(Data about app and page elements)
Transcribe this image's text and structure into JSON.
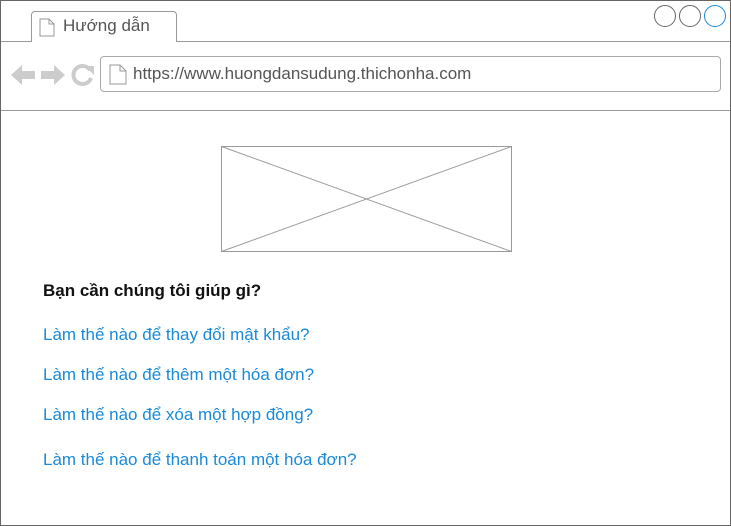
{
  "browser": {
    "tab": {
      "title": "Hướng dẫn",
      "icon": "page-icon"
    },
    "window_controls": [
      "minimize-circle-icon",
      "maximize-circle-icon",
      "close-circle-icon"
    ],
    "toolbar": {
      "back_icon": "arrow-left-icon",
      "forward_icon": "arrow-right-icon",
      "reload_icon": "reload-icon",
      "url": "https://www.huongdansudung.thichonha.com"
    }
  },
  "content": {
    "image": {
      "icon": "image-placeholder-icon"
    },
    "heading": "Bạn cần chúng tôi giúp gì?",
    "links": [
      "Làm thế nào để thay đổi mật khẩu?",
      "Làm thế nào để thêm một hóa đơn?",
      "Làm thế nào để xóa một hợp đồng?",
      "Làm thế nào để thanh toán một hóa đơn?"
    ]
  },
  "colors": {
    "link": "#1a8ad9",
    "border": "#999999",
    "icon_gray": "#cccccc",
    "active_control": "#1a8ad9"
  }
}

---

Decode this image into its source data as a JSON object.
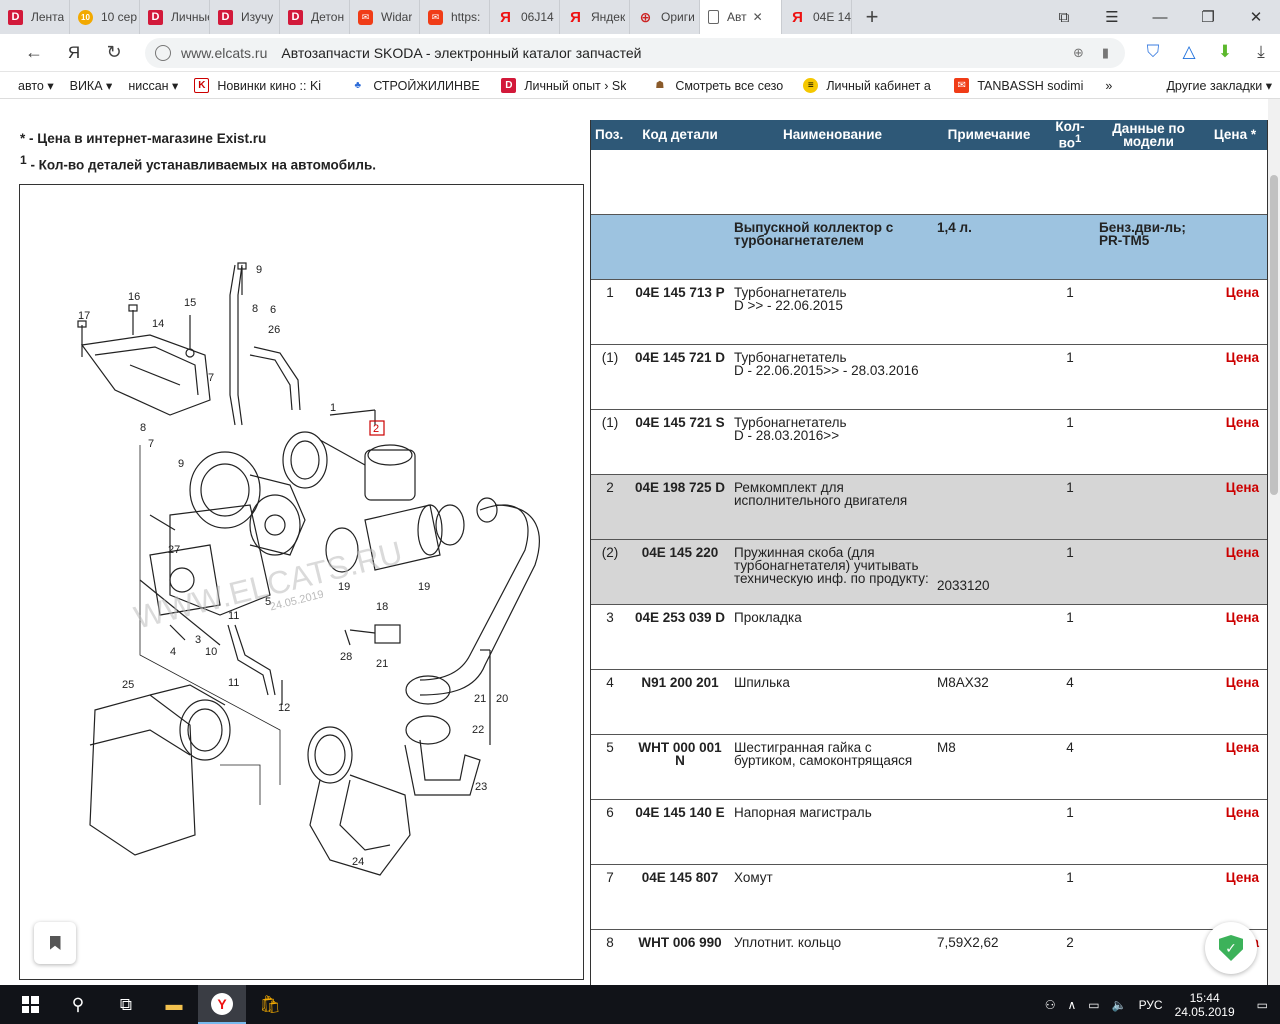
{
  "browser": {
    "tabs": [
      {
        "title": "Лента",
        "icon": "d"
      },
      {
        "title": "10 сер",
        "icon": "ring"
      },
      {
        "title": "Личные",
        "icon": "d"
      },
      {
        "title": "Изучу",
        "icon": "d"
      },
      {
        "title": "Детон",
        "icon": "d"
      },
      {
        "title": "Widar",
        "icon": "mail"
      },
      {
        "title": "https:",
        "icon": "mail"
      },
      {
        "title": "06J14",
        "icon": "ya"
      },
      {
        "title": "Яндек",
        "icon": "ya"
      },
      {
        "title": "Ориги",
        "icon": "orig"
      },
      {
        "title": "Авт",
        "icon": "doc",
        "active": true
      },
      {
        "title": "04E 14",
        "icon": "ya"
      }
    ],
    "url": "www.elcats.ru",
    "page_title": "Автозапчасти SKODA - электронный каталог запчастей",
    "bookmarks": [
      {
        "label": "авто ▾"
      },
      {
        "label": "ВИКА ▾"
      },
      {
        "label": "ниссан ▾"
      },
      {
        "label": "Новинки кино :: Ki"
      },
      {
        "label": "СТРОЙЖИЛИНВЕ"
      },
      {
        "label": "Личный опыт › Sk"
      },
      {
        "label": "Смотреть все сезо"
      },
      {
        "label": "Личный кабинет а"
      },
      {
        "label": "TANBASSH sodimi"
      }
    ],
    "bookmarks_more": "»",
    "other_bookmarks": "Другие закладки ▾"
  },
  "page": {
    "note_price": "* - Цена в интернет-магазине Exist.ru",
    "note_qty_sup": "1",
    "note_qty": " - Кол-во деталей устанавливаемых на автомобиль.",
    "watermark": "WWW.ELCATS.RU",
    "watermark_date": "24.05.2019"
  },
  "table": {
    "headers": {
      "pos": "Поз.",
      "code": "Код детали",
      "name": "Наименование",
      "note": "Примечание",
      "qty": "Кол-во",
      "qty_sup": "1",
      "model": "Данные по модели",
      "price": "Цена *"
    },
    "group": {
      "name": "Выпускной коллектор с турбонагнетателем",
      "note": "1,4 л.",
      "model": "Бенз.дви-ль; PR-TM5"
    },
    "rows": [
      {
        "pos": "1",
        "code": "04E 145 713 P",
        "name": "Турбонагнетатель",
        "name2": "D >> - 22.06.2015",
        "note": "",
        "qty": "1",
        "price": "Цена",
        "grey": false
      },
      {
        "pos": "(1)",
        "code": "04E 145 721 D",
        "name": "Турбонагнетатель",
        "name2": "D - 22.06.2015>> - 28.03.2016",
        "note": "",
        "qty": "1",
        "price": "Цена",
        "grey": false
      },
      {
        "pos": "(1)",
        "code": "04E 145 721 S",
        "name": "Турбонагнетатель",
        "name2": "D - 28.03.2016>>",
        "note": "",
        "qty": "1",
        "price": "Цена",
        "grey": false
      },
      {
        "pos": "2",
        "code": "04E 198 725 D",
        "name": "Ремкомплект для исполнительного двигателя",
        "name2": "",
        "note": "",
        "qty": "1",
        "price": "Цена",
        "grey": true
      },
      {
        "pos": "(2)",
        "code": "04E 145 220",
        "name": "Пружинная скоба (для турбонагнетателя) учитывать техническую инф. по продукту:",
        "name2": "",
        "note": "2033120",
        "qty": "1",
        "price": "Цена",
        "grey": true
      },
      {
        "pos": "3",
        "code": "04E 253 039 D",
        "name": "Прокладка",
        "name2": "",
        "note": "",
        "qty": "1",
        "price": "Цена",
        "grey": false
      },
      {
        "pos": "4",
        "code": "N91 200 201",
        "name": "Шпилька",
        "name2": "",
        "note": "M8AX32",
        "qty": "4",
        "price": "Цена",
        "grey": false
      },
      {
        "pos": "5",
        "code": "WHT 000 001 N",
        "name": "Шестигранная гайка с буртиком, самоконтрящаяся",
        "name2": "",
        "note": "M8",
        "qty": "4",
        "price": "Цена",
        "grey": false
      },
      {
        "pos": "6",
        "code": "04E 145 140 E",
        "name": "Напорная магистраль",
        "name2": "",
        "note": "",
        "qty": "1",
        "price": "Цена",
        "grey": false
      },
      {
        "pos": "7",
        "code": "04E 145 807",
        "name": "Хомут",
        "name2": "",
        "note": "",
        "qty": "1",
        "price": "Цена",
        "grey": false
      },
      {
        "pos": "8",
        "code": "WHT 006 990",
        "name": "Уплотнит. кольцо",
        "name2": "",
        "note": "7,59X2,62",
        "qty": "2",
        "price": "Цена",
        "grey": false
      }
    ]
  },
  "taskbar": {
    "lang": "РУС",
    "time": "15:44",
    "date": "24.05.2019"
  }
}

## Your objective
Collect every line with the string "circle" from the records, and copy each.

## Your response
      "minimize-circle-icon",
      "maximize-circle-icon",
      "close-circle-icon"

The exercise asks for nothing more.